scale/actual=5/1

Next, write a ratio to represent the unknown actual length of the ant to the scale length of the ant.

scale/actual=2.75/l

Then, write a proportion by setting the two ratios equal to one another. Centimeters is the only unit given.

5/1=2.75/1 cm

Next, cross multiply.

2.75=5l

l=0.55

l=0.55cm

Then, convert centimeters to millimeters.

0.55 cm × (10/1) mm/cm=5.5mm

Example 4.8.3.5

The scale drawing below shows a rectangular carpet. The scale factor for the drawing is 1/24. What is the area, in square feet, of the actual carpet?

**Solution**

First, write the scale factor.

scale/actual=1/24

Next, write ratios to represent the unknown actual length and width of the carpet to the scale length and width of the carpet.

scale/actual=4/1 scale/actual=2/w

Then, write two proportions by setting the two length ratios equal to one another and the two width ratios equal to one another. The given unit is inches.

Length=4/l=12/4

Width=2/w=12/4

Next, cross multiply each equation.

L=4×24

L=96 inches

W=2×24

W=48 inches

Then, to find the area of the carpet, multiply length x width.

96"×48"=4,608 sq. in.

The answer is 4,608 square inches.

**Review**

Solve each problem. Keep in mind that several problems may have more than one part.
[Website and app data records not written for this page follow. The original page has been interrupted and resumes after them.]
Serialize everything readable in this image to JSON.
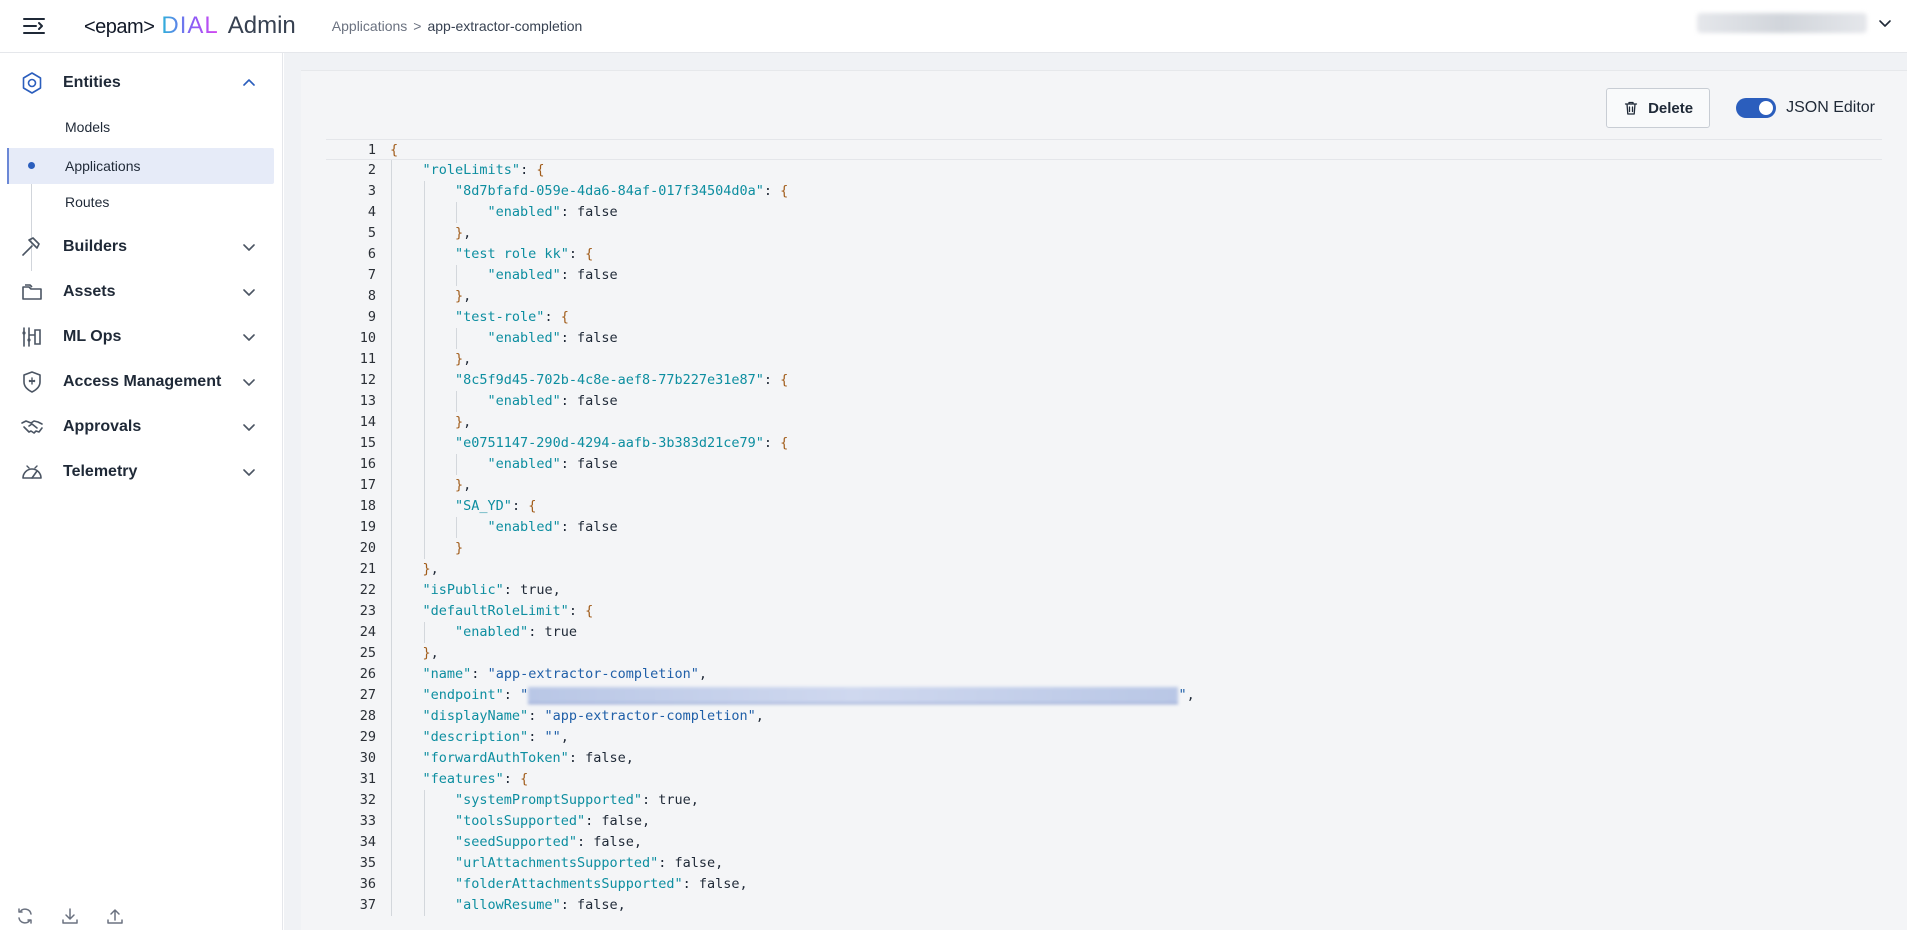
{
  "header": {
    "logo": {
      "brand": "<epam>",
      "product": "DIAL",
      "suffix": "Admin"
    },
    "breadcrumb": {
      "parent": "Applications",
      "separator": ">",
      "current": "app-extractor-completion"
    }
  },
  "sidebar": {
    "groups": [
      {
        "label": "Entities",
        "icon": "hexagon-icon",
        "expanded": true
      },
      {
        "label": "Builders",
        "icon": "hammer-icon",
        "expanded": false
      },
      {
        "label": "Assets",
        "icon": "folder-icon",
        "expanded": false
      },
      {
        "label": "ML Ops",
        "icon": "ml-ops-icon",
        "expanded": false
      },
      {
        "label": "Access Management",
        "icon": "shield-icon",
        "expanded": false
      },
      {
        "label": "Approvals",
        "icon": "handshake-icon",
        "expanded": false
      },
      {
        "label": "Telemetry",
        "icon": "gauge-icon",
        "expanded": false
      }
    ],
    "entities_items": [
      {
        "label": "Models",
        "active": false
      },
      {
        "label": "Applications",
        "active": true
      },
      {
        "label": "Routes",
        "active": false
      }
    ],
    "footer_icons": [
      "refresh-icon",
      "download-icon",
      "upload-icon"
    ]
  },
  "toolbar": {
    "delete_label": "Delete",
    "json_editor_label": "JSON Editor",
    "json_editor_on": true
  },
  "editor": {
    "lines": [
      "{",
      "    \"roleLimits\": {",
      "        \"8d7bfafd-059e-4da6-84af-017f34504d0a\": {",
      "            \"enabled\": false",
      "        },",
      "        \"test role kk\": {",
      "            \"enabled\": false",
      "        },",
      "        \"test-role\": {",
      "            \"enabled\": false",
      "        },",
      "        \"8c5f9d45-702b-4c8e-aef8-77b227e31e87\": {",
      "            \"enabled\": false",
      "        },",
      "        \"e0751147-290d-4294-aafb-3b383d21ce79\": {",
      "            \"enabled\": false",
      "        },",
      "        \"SA_YD\": {",
      "            \"enabled\": false",
      "        }",
      "    },",
      "    \"isPublic\": true,",
      "    \"defaultRoleLimit\": {",
      "        \"enabled\": true",
      "    },",
      "    \"name\": \"app-extractor-completion\",",
      "    \"endpoint\": \"████████████████████████████████████████████████████████████████████████████████\",",
      "    \"displayName\": \"app-extractor-completion\",",
      "    \"description\": \"\",",
      "    \"forwardAuthToken\": false,",
      "    \"features\": {",
      "        \"systemPromptSupported\": true,",
      "        \"toolsSupported\": false,",
      "        \"seedSupported\": false,",
      "        \"urlAttachmentsSupported\": false,",
      "        \"folderAttachmentsSupported\": false,",
      "        \"allowResume\": false,"
    ]
  }
}
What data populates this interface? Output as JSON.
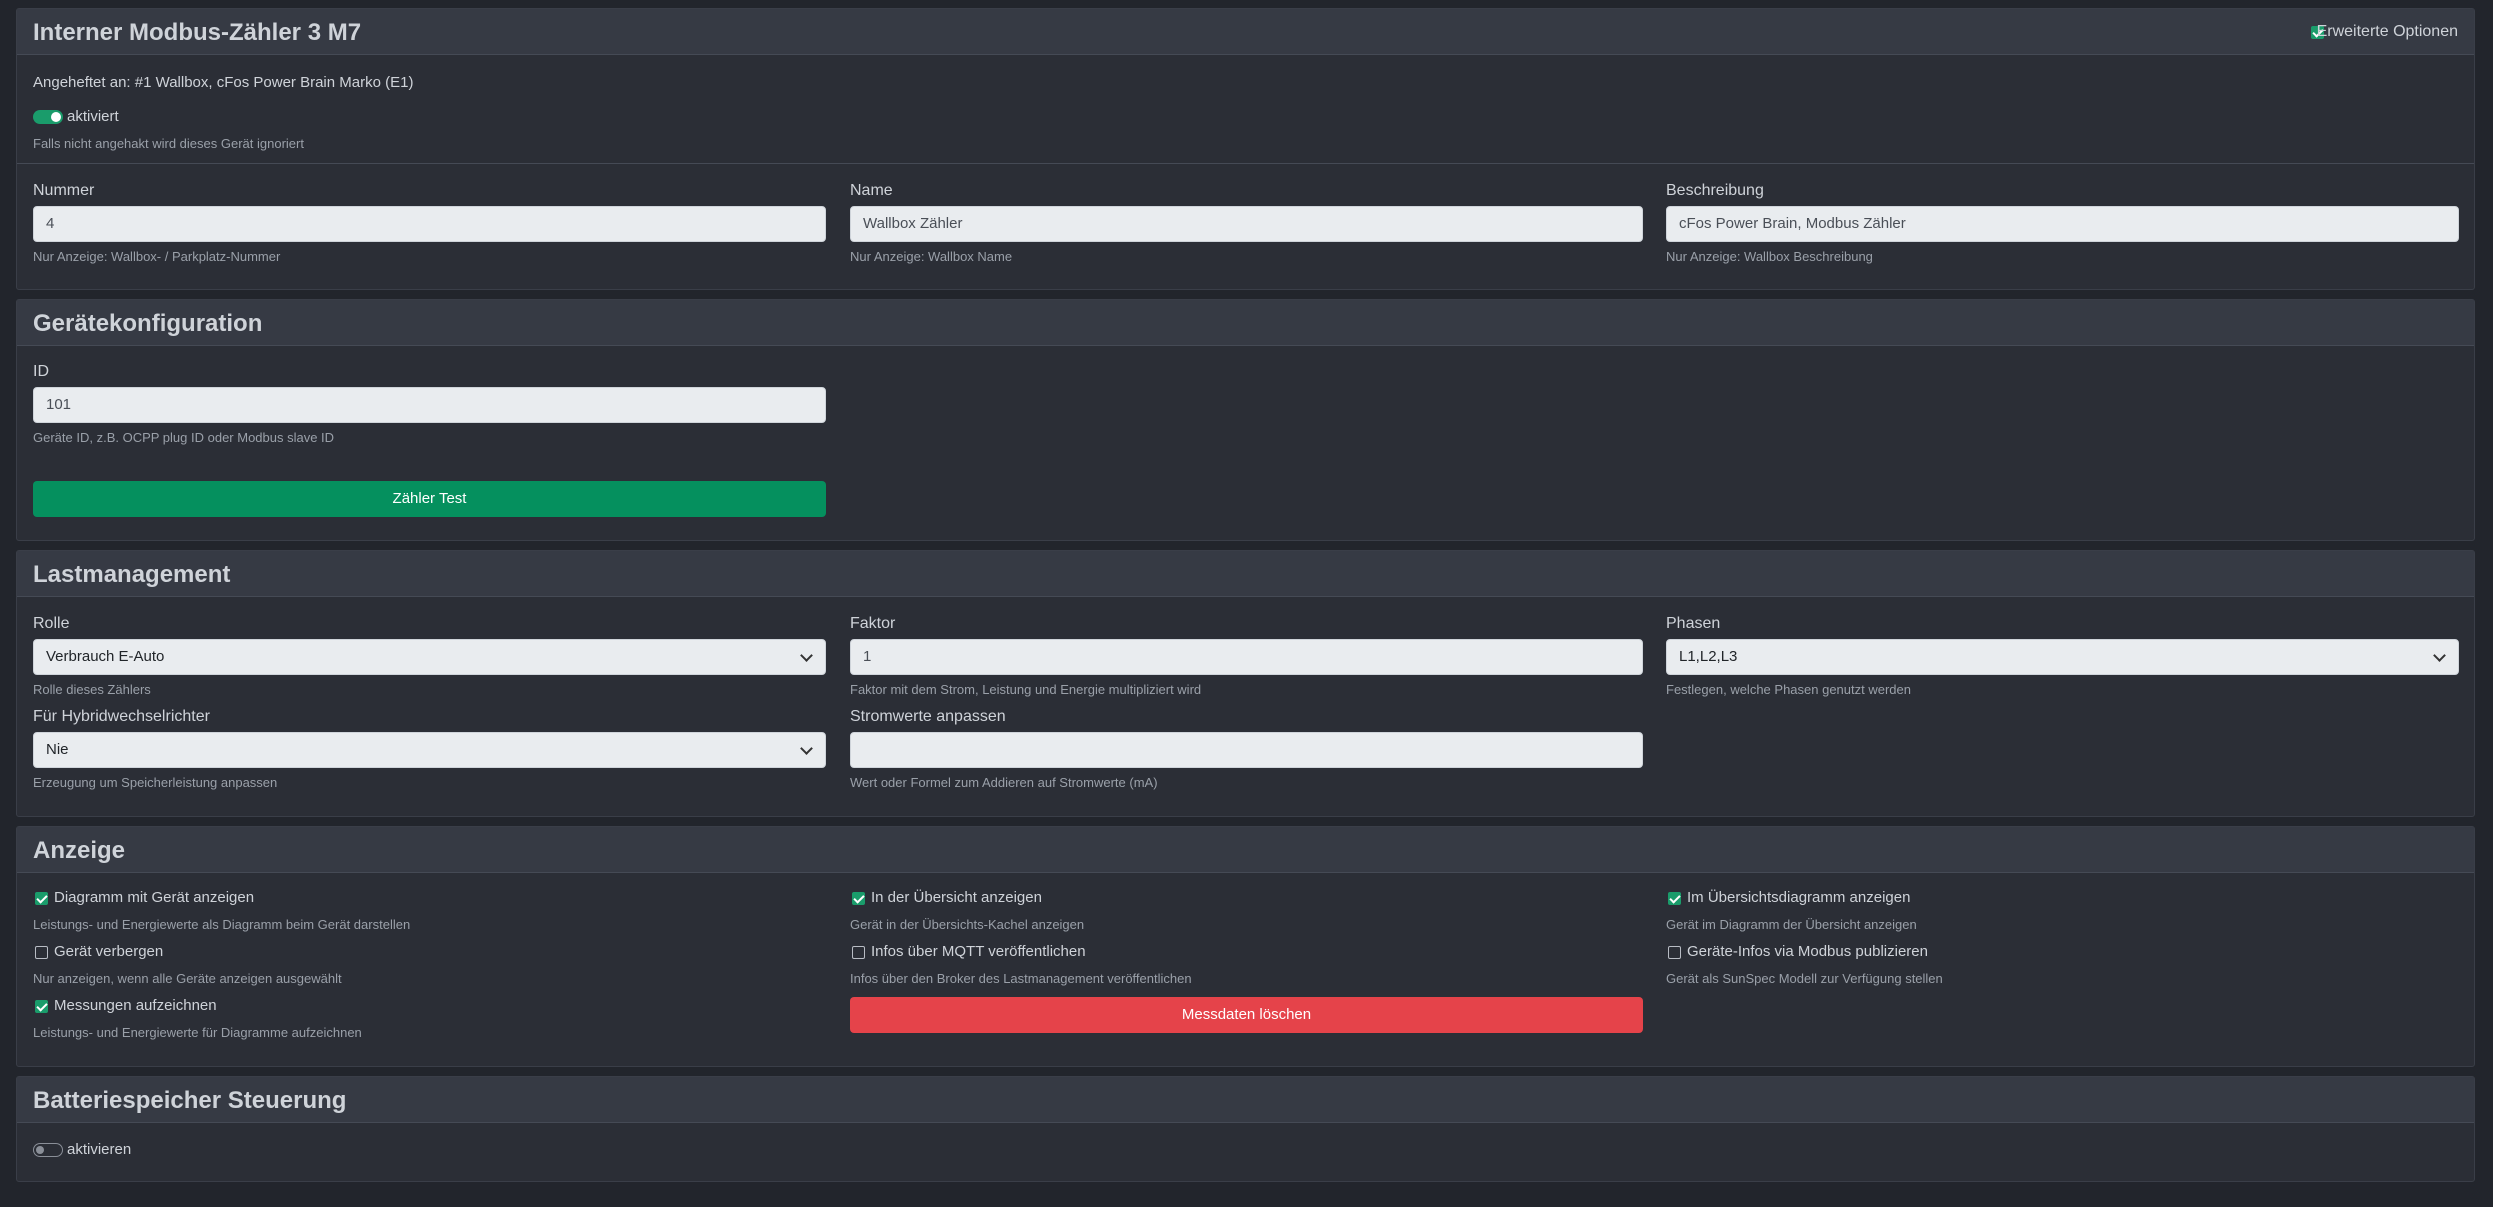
{
  "device": {
    "title": "Interner Modbus-Zähler 3 M7",
    "advanced_options_label": "Erweiterte Optionen",
    "attached_text": "Angeheftet an: #1 Wallbox, cFos Power Brain Marko (E1)",
    "enabled_label": "aktiviert",
    "enabled_help": "Falls nicht angehakt wird dieses Gerät ignoriert",
    "number": {
      "label": "Nummer",
      "value": "4",
      "help": "Nur Anzeige: Wallbox- / Parkplatz-Nummer"
    },
    "name": {
      "label": "Name",
      "value": "Wallbox Zähler",
      "help": "Nur Anzeige: Wallbox Name"
    },
    "description": {
      "label": "Beschreibung",
      "value": "cFos Power Brain, Modbus Zähler",
      "help": "Nur Anzeige: Wallbox Beschreibung"
    }
  },
  "device_config": {
    "title": "Gerätekonfiguration",
    "id": {
      "label": "ID",
      "value": "101",
      "help": "Geräte ID, z.B. OCPP plug ID oder Modbus slave ID"
    },
    "test_button": "Zähler Test"
  },
  "load_management": {
    "title": "Lastmanagement",
    "role": {
      "label": "Rolle",
      "value": "Verbrauch E-Auto",
      "help": "Rolle dieses Zählers"
    },
    "factor": {
      "label": "Faktor",
      "value": "1",
      "help": "Faktor mit dem Strom, Leistung und Energie multipliziert wird"
    },
    "phases": {
      "label": "Phasen",
      "value": "L1,L2,L3",
      "help": "Festlegen, welche Phasen genutzt werden"
    },
    "hybrid": {
      "label": "Für Hybridwechselrichter",
      "value": "Nie",
      "help": "Erzeugung um Speicherleistung anpassen"
    },
    "current_adjust": {
      "label": "Stromwerte anpassen",
      "value": "",
      "help": "Wert oder Formel zum Addieren auf Stromwerte (mA)"
    }
  },
  "display": {
    "title": "Anzeige",
    "options": [
      {
        "label": "Diagramm mit Gerät anzeigen",
        "help": "Leistungs- und Energiewerte als Diagramm beim Gerät darstellen",
        "checked": true
      },
      {
        "label": "In der Übersicht anzeigen",
        "help": "Gerät in der Übersichts-Kachel anzeigen",
        "checked": true
      },
      {
        "label": "Im Übersichtsdiagramm anzeigen",
        "help": "Gerät im Diagramm der Übersicht anzeigen",
        "checked": true
      },
      {
        "label": "Gerät verbergen",
        "help": "Nur anzeigen, wenn alle Geräte anzeigen ausgewählt",
        "checked": false
      },
      {
        "label": "Infos über MQTT veröffentlichen",
        "help": "Infos über den Broker des Lastmanagement veröffentlichen",
        "checked": false
      },
      {
        "label": "Geräte-Infos via Modbus publizieren",
        "help": "Gerät als SunSpec Modell zur Verfügung stellen",
        "checked": false
      },
      {
        "label": "Messungen aufzeichnen",
        "help": "Leistungs- und Energiewerte für Diagramme aufzeichnen",
        "checked": true
      }
    ],
    "delete_button": "Messdaten löschen"
  },
  "battery": {
    "title": "Batteriespeicher Steuerung",
    "enable_label": "aktivieren"
  }
}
- Calvin drew a map of his neighborhood. The scale factor he used for his map was 1/800. The actual distance between Calvin's house and his best friend Frank's house is 80 meters. What should be the distance, in centimeters, between those two places on his scale drawing?
- If the distance from Calvin’s house to the park is 40 meters, what would be the distance in centimeters?
- If the distance from Calvin’s house to the corner store is double the distance from his house to Frank’s, what would be the distance on the map in centimeters?
- If the distance from Calvin’s house to his Grandmother’s was halfway between his and Frank’s, what would be the distance on the map in centimeters?
- Madeline built a model of a boat. The actual length of the boat is 24 feet. The scale factor she used for the model was 1/36. What should be the length, in inches, of the model boat?
- If the scale factor was 1/72, what would the length be in inches of the model boat?
- A metal pipe is 2.5 meters long. Josh wants to make a scale drawing of the pipe. The scale factor for his drawing will be 1/100. What will be the length, in centimeters, of the metal pipe in his drawing?
- Sydra observed a housefly that was too small to draw at its actual size. So she made a scale drawing, using 10 as a scale factor. The actual length of the housefly was 8 millimeters. What is the length of the housefly in Sydra's drawing in millimeters?
- What is the length of the housefly in Sydra's drawing in centimeters?
- Luis made a scale model of the doghouse he is going to build. The scale factor he used for this model was 1/24. He wants the actual height of the doghouse to be 6 feet. What should be the height of the doghouse in his scale model?
- Jean-Marc used a scale factor of 5 to make this scale drawing of a moth.

In the drawing, the wingspan of the moth measures 3 centimeters. What was the actual wingspan, in millimeters, of the moth Jean-Marc observed?

- Below is a scale drawing of a swimming pool. In the scale drawing, the diameter of the pool measures 1(1/2) inches. The scale factor for the drawing is 1/72. What is the actual diameter of the pool in feet?

- Barbara made a scale model of the Washington Monument. The scale factor for her model is 1/1332. The height of her model is 5 inches. What is the actual height, in feet, of the Washington Monument?
- Below is a map of a city park. This map was created using a scale factor of 1/300.

- On the map, the distance between the sandbox and the swings is 2.5 centimeters. What is the actual distance between the sandbox and the swings in meters?
- On the map, the distance between the sandbox and the jungle gym is 1.7 centimeters. What is the actual distance between the sandbox and the jungle gym in meters?

- The scale drawing below shows the floor of Julian's bedroom.

The scale factor for the drawing is 1/200.

- What are the dimensions, in meters, of the actual floor?
- What is the area, in square meters, of the actual floor?

**Review (Answers)**

To see the Review answers, open this PDF file and look for section 5.13.

**Additional Resources**

Video:

PLIX Interactive: **Football Stadium Sketch**

Practice: **Find Actual Dimensions**